Will GenAI Take Jobs? No, Says Docker CEO
Developers are no longer a backroom persona that gets thrown whatever and then have to manage themselves, said Scott Johnston, the CEO of Docker, in a wide-ranging conversation this Fall at DockerCon in Los Angeles.
Enterprise decision-makers realize developers make the architectural decisions for the application and the resulting tools needed to build them, which leads to billions of dollars of spending, Johnston said.
“And it took a while, but organizations have now connected those dots,” Johnston said, “And as a result, we’re seeing, at least in our business, a continued shift in spend that prioritizes not just a great developer experience, but a high velocity in how tools get developed.”
But what about this velocity, now with the advent of generative AI embedding into the developer experience?
“Our conviction is that continuing to deliver more and more products into that space will result in growth in the business,” Johnston said. “We’ll be able to grow the customer base, grow the customer spend with Docker, and hire more engineers, and just keep that loop going.”
He pointed to the use cases in play that were impossible at scale in the years before LLMs emerged.
“There are entire categories that are being formed as you and I sit here,” Johnston said. “And those categories are either right where we are, or they’re right adjacent to us, that we can provide product and great experiences.”
But will GenAI take jobs?
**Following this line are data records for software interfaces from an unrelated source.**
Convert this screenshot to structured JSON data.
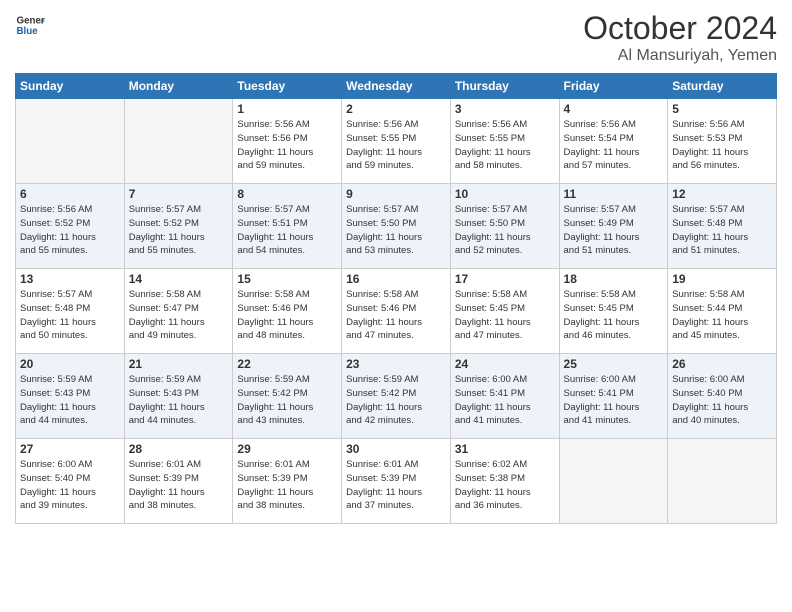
{
  "header": {
    "logo_line1": "General",
    "logo_line2": "Blue",
    "month": "October 2024",
    "location": "Al Mansuriyah, Yemen"
  },
  "weekdays": [
    "Sunday",
    "Monday",
    "Tuesday",
    "Wednesday",
    "Thursday",
    "Friday",
    "Saturday"
  ],
  "weeks": [
    [
      {
        "day": "",
        "info": ""
      },
      {
        "day": "",
        "info": ""
      },
      {
        "day": "1",
        "info": "Sunrise: 5:56 AM\nSunset: 5:56 PM\nDaylight: 11 hours\nand 59 minutes."
      },
      {
        "day": "2",
        "info": "Sunrise: 5:56 AM\nSunset: 5:55 PM\nDaylight: 11 hours\nand 59 minutes."
      },
      {
        "day": "3",
        "info": "Sunrise: 5:56 AM\nSunset: 5:55 PM\nDaylight: 11 hours\nand 58 minutes."
      },
      {
        "day": "4",
        "info": "Sunrise: 5:56 AM\nSunset: 5:54 PM\nDaylight: 11 hours\nand 57 minutes."
      },
      {
        "day": "5",
        "info": "Sunrise: 5:56 AM\nSunset: 5:53 PM\nDaylight: 11 hours\nand 56 minutes."
      }
    ],
    [
      {
        "day": "6",
        "info": "Sunrise: 5:56 AM\nSunset: 5:52 PM\nDaylight: 11 hours\nand 55 minutes."
      },
      {
        "day": "7",
        "info": "Sunrise: 5:57 AM\nSunset: 5:52 PM\nDaylight: 11 hours\nand 55 minutes."
      },
      {
        "day": "8",
        "info": "Sunrise: 5:57 AM\nSunset: 5:51 PM\nDaylight: 11 hours\nand 54 minutes."
      },
      {
        "day": "9",
        "info": "Sunrise: 5:57 AM\nSunset: 5:50 PM\nDaylight: 11 hours\nand 53 minutes."
      },
      {
        "day": "10",
        "info": "Sunrise: 5:57 AM\nSunset: 5:50 PM\nDaylight: 11 hours\nand 52 minutes."
      },
      {
        "day": "11",
        "info": "Sunrise: 5:57 AM\nSunset: 5:49 PM\nDaylight: 11 hours\nand 51 minutes."
      },
      {
        "day": "12",
        "info": "Sunrise: 5:57 AM\nSunset: 5:48 PM\nDaylight: 11 hours\nand 51 minutes."
      }
    ],
    [
      {
        "day": "13",
        "info": "Sunrise: 5:57 AM\nSunset: 5:48 PM\nDaylight: 11 hours\nand 50 minutes."
      },
      {
        "day": "14",
        "info": "Sunrise: 5:58 AM\nSunset: 5:47 PM\nDaylight: 11 hours\nand 49 minutes."
      },
      {
        "day": "15",
        "info": "Sunrise: 5:58 AM\nSunset: 5:46 PM\nDaylight: 11 hours\nand 48 minutes."
      },
      {
        "day": "16",
        "info": "Sunrise: 5:58 AM\nSunset: 5:46 PM\nDaylight: 11 hours\nand 47 minutes."
      },
      {
        "day": "17",
        "info": "Sunrise: 5:58 AM\nSunset: 5:45 PM\nDaylight: 11 hours\nand 47 minutes."
      },
      {
        "day": "18",
        "info": "Sunrise: 5:58 AM\nSunset: 5:45 PM\nDaylight: 11 hours\nand 46 minutes."
      },
      {
        "day": "19",
        "info": "Sunrise: 5:58 AM\nSunset: 5:44 PM\nDaylight: 11 hours\nand 45 minutes."
      }
    ],
    [
      {
        "day": "20",
        "info": "Sunrise: 5:59 AM\nSunset: 5:43 PM\nDaylight: 11 hours\nand 44 minutes."
      },
      {
        "day": "21",
        "info": "Sunrise: 5:59 AM\nSunset: 5:43 PM\nDaylight: 11 hours\nand 44 minutes."
      },
      {
        "day": "22",
        "info": "Sunrise: 5:59 AM\nSunset: 5:42 PM\nDaylight: 11 hours\nand 43 minutes."
      },
      {
        "day": "23",
        "info": "Sunrise: 5:59 AM\nSunset: 5:42 PM\nDaylight: 11 hours\nand 42 minutes."
      },
      {
        "day": "24",
        "info": "Sunrise: 6:00 AM\nSunset: 5:41 PM\nDaylight: 11 hours\nand 41 minutes."
      },
      {
        "day": "25",
        "info": "Sunrise: 6:00 AM\nSunset: 5:41 PM\nDaylight: 11 hours\nand 41 minutes."
      },
      {
        "day": "26",
        "info": "Sunrise: 6:00 AM\nSunset: 5:40 PM\nDaylight: 11 hours\nand 40 minutes."
      }
    ],
    [
      {
        "day": "27",
        "info": "Sunrise: 6:00 AM\nSunset: 5:40 PM\nDaylight: 11 hours\nand 39 minutes."
      },
      {
        "day": "28",
        "info": "Sunrise: 6:01 AM\nSunset: 5:39 PM\nDaylight: 11 hours\nand 38 minutes."
      },
      {
        "day": "29",
        "info": "Sunrise: 6:01 AM\nSunset: 5:39 PM\nDaylight: 11 hours\nand 38 minutes."
      },
      {
        "day": "30",
        "info": "Sunrise: 6:01 AM\nSunset: 5:39 PM\nDaylight: 11 hours\nand 37 minutes."
      },
      {
        "day": "31",
        "info": "Sunrise: 6:02 AM\nSunset: 5:38 PM\nDaylight: 11 hours\nand 36 minutes."
      },
      {
        "day": "",
        "info": ""
      },
      {
        "day": "",
        "info": ""
      }
    ]
  ]
}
Johnston says no.
“I also heard very authentically that GenAI doesn’t take jobs,” Johnston said about his experiences at DockerCon. “It’s going to take the repetitive toil and the repetitive code off developers’ plates so they can focus on ‘like, okay, how can I solve this problem more cleverly? How can I solve this problem more elegantly? And, wow, that’s a bigger problem than I had time to think about before. But now I have the time back because of GenAI to think about that problem.’ “So it’s speed and time, Alex, and I think they can be different sides of the same coin in some sense, right?”
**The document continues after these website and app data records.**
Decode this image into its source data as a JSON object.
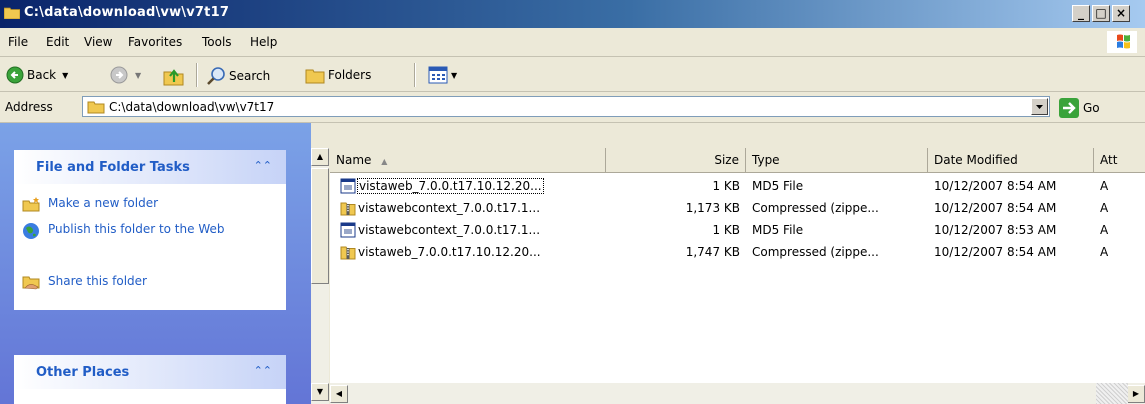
{
  "window": {
    "title": "C:\\data\\download\\vw\\v7t17",
    "controls": {
      "minimize": "_",
      "maximize": "□",
      "close": "×"
    }
  },
  "menu": [
    "File",
    "Edit",
    "View",
    "Favorites",
    "Tools",
    "Help"
  ],
  "toolbar": {
    "back": "Back",
    "search": "Search",
    "folders": "Folders"
  },
  "address": {
    "label": "Address",
    "value": "C:\\data\\download\\vw\\v7t17",
    "go": "Go"
  },
  "left_pane": {
    "file_tasks": {
      "title": "File and Folder Tasks",
      "items": [
        "Make a new folder",
        "Publish this folder to the Web",
        "Share this folder"
      ]
    },
    "other_places": {
      "title": "Other Places"
    }
  },
  "columns": [
    "Name",
    "Size",
    "Type",
    "Date Modified",
    "Att"
  ],
  "files": [
    {
      "name": "vistaweb_7.0.0.t17.10.12.20...",
      "size": "1 KB",
      "type": "MD5 File",
      "date": "10/12/2007 8:54 AM",
      "attr": "A",
      "icon": "md5-file-icon"
    },
    {
      "name": "vistawebcontext_7.0.0.t17.1...",
      "size": "1,173 KB",
      "type": "Compressed (zippe...",
      "date": "10/12/2007 8:54 AM",
      "attr": "A",
      "icon": "zip-file-icon"
    },
    {
      "name": "vistawebcontext_7.0.0.t17.1...",
      "size": "1 KB",
      "type": "MD5 File",
      "date": "10/12/2007 8:53 AM",
      "attr": "A",
      "icon": "md5-file-icon"
    },
    {
      "name": "vistaweb_7.0.0.t17.10.12.20...",
      "size": "1,747 KB",
      "type": "Compressed (zippe...",
      "date": "10/12/2007 8:54 AM",
      "attr": "A",
      "icon": "zip-file-icon"
    }
  ]
}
GenAI, velocity — it will result in more developers coming into the market and more demand for apps, Johnston said. They’ll suck up that supply. It’s like building more bike lanes and making the experience better. Johnston used the highway analogy, but the notion is the same. Look at Amsterdam. They made it easy for bicyclists to ride throughout the city. The bike lanes are everywhere, separated from the street traffic. What’s the result when bike lanes expand and multiply and the experience is awesome? Bike traffic increases just as traffic does for cars when highways get built.
And now, with apps, there’s just more supply that comes with the ability to develop faster.
“So it used to be all developers were assembly coders,” Johnston said. “So when, when higher level languages like C came along, like, did all the assembly code go away? No, the market for C developers just blew up. And then Python came along and interpretive languages, it blew up further…every time you simplify with abstraction, it just expands the market and then on the demand side for applications.”
IDC reported in January that there’s a demand for more than 750 million apps in the next two years, more than written in the past 40 years.
“And we’re not surprised by that because every time you give powerful tools to a creative class, and developers are a creative class, they figure out fantastic, innovative ways to apply that we didn’t see coming. So no, I think it’d be a multiplayer, expander.”